In my previous post, I alluded to a list of 5 concepts that make data cleansing a bit easier (Not fun, not easy – peasy but easier). In this post, I am going to expand on the concepts of “Knowing your data” and “Classify your data”
.But, before we get into the methodology and the doing, let’s talk about tools used. We are actually only using two tool to build out the functionality found with in this post, reports and formulas. However, because the methodologies discussed below is different than most organizations approach to cleaning data (Ocean…Boiling) there will be work on you to get folks bought into the ideas of not just trying to clean everything. So, I guess if you want to get technical, a third tool is the soft grey matter inside your noggin!
First things first. To help me “Know” and “Classify” my data, I am going to write a report that has two bucket fields, “Customer” and “Pipeline”. The bucket fields are looking at two custom field that are rollups counting the number of booked opportunities and the number of open opportunities. These are my two primary classifications because I am going to use a combination of these two classifications to score the value of an account to my company.
1) Non Customer, No Pipeline (Least Valuable)
2) Non Customer, Pipeline
3) Customer, No Pipeline
4) Customer, Pipeline (Most Valuable)

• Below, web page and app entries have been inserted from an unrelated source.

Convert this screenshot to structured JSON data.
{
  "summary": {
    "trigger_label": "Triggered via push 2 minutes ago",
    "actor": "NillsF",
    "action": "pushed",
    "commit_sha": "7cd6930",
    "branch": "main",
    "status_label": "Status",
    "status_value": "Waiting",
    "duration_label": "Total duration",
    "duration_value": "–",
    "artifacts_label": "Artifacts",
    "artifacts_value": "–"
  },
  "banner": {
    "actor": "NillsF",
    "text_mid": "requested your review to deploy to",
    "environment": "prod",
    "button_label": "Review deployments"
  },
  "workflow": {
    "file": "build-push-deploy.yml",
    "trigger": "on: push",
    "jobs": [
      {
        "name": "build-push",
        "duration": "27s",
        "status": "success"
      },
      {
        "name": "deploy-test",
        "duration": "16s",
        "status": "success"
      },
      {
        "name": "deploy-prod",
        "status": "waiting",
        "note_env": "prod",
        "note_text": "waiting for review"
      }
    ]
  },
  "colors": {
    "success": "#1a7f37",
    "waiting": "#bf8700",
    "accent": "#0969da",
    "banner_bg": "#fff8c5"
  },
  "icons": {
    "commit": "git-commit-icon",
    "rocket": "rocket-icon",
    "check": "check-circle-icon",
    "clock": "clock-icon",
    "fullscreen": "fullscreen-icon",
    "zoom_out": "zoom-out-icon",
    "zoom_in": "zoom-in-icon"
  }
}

My fictional org for “Kramerica” wants all 481k of their accounts cleaned. Before jumping in and just starting to cleanse, I set up a report that breaks down an account based on past purchases and pipeline. Just by using two bucket fields, I can see that 14,000 accounts (About 3%) that are high value (Customer with Pipeline), 13,000 (3%) are medium value (Non Customer with Pipeline) and 54,000 accounts (11%) that are medium value (Customer No Pipe or Non Customer Pipe). I have just reduced the pool of accounts that should be cleansed by nearly 83%.
Unfortunately, there is still a number that is not very friendly standing between us and Maragriatville.
So, we are going to take things up a notch and write a set of formulas that will score the data that is entered on our account records. The folks in charge of data management (and that might be you), decided that Address, Phone and Website were most important. Yeah, I didn’t put state / country, but that is because of the change making it a picklist field, and we will just assume Kramerica is using the picklists. I am going to end up creating four formula fields. Three formulas will look at the data contained in the three fields. The fourth field will sum the scores of the three fields and then based on the totals, grade the data “Good”, “Acceptable” and “Poor”. The formulas don’t have to be complex, even something basic like if(len(FIELD=0,1,0), which will check for the presence of any data in those fields.
That was a fun diversion, now, go back to the original reports with primary / secondary classifications. We add in the data grading field. Now, you can see how many of your most valuable accounts actually need the most help. In the case of Kramerica, we want to distil down that 14% (68k accounts) even further so we can focus on valuable accounts that have a data score of zero (no values in any of the fields) or one (at least one field has some data in it). Applying the formulas and the buckets to my data set reduces the amount of accounts I need to look at from 54,000 to 18,000.
I think this deserves a quick, bullet pointed recap:
– Initial data set, 480k accounts
– Valuable Accounts:
o Customer / Pipeline (Most) 14,000
o Pipeline / Non Customer 13,000
o Customer / No Pipeline 54,000
– Data scoring of valuable accounts:
o Zero data score = 5,000
o One data score = 13,000
– Reduced my “need to clean” by nearly 90+%
Yeah, that is pretty awesome. However, there is the question of what do to with all those “other” accounts. Here is where it goes from awesome to AWESOME (in a monster truck voice). Since you have already established what makes an account valuable, once an account meets a certain threshold (gets pipeline), you know that it then needs to be cleaned up…and of course, you know what needs to be cleaned up because you are already scoring it.
PS – For bonus points, create a nice email alert telling the reps their data is bad, and make it so it sends them that notice every time they edit the account OR opportunity…just put on a timer so it only sends once per day!
4 thoughts on “Cleaning the data that matters…and not all data matters!”
nice detective work. Could you share What the timer formula look like?
Great suggestion, will write that up as a mini-post!
Here is a write up in which I explain how I got my timer function up and running…